4
$\begingroup$

$\newcommand{\inv}{\text{inv}}$

Let $G$ be a Lie group. Assume $d$ is a metric on $G$ (in the sense of metric spaces) which is bi-invariant. Is it true that the inverse automorphism must be an isometry of $(G,d)$?

I do not assume $d$ is induced by a Riemannian metric*.


*If $d$ is induced by a Riemannian metric $g$, than the answer is positive:

By the Myers–Steenrod theorem, $g$ is also bi-invariant.

Note that $\inv = R_{s^{-1}}\circ \inv \circ L_{s^{-1}}$, so $$ (d\inv)_s = (dR_{s^{-1}})_e \circ (d\inv)_e \circ (dL_{s^{-1}})_s $$

Since $(d\inv)_e:T_eG \to T_eG$ is the minus operation $(v \mapsto -v)$, we get:

$$ (d\inv)_s = - (dR_{s^{-1}})_e \circ (dL_{s^{-1}})_s $$

So, bi-invariance of the metric $g$ implies inverse-invariance of $g$, which implies invers-invariance of $d$.

$\endgroup$

1 Answer 1

6
$\begingroup$

I understand the bi-invariance as $$ d(ax,ay)=d(x,y)=d(xa,ya) $$ for any $a,x,y\in G$. Then $$ d(x,y)=d(1,x^{-1}y)=d(y^{-1},x^{-1})=d(x^{-1},y^{-1}). $$ The last step is the symmetry of $d$.

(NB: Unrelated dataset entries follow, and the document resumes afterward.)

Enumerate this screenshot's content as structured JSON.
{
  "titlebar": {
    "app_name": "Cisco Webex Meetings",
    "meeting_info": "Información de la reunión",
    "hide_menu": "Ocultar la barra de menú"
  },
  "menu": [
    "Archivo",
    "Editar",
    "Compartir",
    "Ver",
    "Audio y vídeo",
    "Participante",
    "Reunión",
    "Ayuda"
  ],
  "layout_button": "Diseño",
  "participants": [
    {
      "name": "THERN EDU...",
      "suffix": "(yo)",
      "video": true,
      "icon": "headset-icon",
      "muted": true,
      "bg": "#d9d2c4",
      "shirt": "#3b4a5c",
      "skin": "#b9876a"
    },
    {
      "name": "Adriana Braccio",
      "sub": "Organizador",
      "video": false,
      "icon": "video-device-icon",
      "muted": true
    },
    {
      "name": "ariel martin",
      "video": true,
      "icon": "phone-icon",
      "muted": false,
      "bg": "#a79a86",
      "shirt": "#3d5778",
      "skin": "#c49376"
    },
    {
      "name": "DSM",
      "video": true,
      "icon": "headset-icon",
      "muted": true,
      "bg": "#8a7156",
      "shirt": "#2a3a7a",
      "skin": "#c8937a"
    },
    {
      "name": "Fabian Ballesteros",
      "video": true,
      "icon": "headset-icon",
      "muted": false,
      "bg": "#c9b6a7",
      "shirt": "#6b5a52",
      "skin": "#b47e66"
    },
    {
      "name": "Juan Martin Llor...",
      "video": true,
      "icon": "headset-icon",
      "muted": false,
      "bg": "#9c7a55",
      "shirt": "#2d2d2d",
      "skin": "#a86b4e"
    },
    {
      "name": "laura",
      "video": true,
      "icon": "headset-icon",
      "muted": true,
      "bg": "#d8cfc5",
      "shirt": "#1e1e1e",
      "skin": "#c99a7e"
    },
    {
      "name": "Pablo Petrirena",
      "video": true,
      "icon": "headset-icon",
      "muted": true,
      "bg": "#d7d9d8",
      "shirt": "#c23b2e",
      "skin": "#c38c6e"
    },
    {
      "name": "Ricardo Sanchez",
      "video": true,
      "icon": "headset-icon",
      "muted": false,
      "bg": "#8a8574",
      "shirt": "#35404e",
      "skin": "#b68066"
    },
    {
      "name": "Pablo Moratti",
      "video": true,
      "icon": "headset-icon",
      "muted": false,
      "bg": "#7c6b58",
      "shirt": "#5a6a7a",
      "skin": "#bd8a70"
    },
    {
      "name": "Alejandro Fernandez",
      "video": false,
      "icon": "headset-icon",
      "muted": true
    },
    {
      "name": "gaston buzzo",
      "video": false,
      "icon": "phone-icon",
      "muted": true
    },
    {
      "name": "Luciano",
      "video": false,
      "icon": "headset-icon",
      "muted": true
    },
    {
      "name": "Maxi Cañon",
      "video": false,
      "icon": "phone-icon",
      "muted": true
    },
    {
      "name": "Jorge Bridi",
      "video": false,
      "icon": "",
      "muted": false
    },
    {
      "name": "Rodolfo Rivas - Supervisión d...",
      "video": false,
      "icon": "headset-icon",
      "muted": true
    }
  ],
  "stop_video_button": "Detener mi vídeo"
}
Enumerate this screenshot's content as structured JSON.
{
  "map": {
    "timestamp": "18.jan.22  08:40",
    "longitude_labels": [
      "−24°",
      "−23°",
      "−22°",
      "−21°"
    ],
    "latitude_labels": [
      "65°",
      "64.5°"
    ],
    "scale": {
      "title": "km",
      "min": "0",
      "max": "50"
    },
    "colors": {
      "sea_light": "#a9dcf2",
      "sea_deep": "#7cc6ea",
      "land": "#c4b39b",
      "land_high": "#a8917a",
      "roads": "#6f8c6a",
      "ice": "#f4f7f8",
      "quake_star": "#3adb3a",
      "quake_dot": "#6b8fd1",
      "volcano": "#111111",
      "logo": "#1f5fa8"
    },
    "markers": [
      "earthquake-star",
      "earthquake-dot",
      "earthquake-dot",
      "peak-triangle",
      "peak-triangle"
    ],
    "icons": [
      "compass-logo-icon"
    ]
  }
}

$\endgroup$
4
  • 2
    $\begingroup$ note that this has nothing to do with Lie groups and distances, it holds for arbitrary bi-invariant symmetric kernels on groups (here kernel means any function from $G\times G$ to any set). $\endgroup$
    – YCor
    Feb 3, 2016 at 13:50
  • $\begingroup$ @Anton: Thanks. So this turned out to be quite trivial... I guess I was blinded since the original question I thought of was only in the Riemannian setting, and there I had to use the fact $(d\text{inv})_e$ was an isometry, and lift it to other points... $\endgroup$ Feb 3, 2016 at 18:20
  • $\begingroup$ @Anton: I intend to put this proof in the appendix of a paper I am writing. If you want any credit for it, tell me. (Personally, I feel this turned out to be a trivial question, so I guess you won't bother, but I felt it's safer to ask than be sorry later:). $\endgroup$ Feb 13, 2016 at 15:48
  • $\begingroup$ I agree, it's trivial. $\endgroup$
    – Echo
    Feb 14, 2016 at 17:48

Your Answer

By clicking “Post Your Answer”, you agree to our terms of service, privacy policy and cookie policy

Not the answer you're looking for? Browse other questions tagged or ask your own question.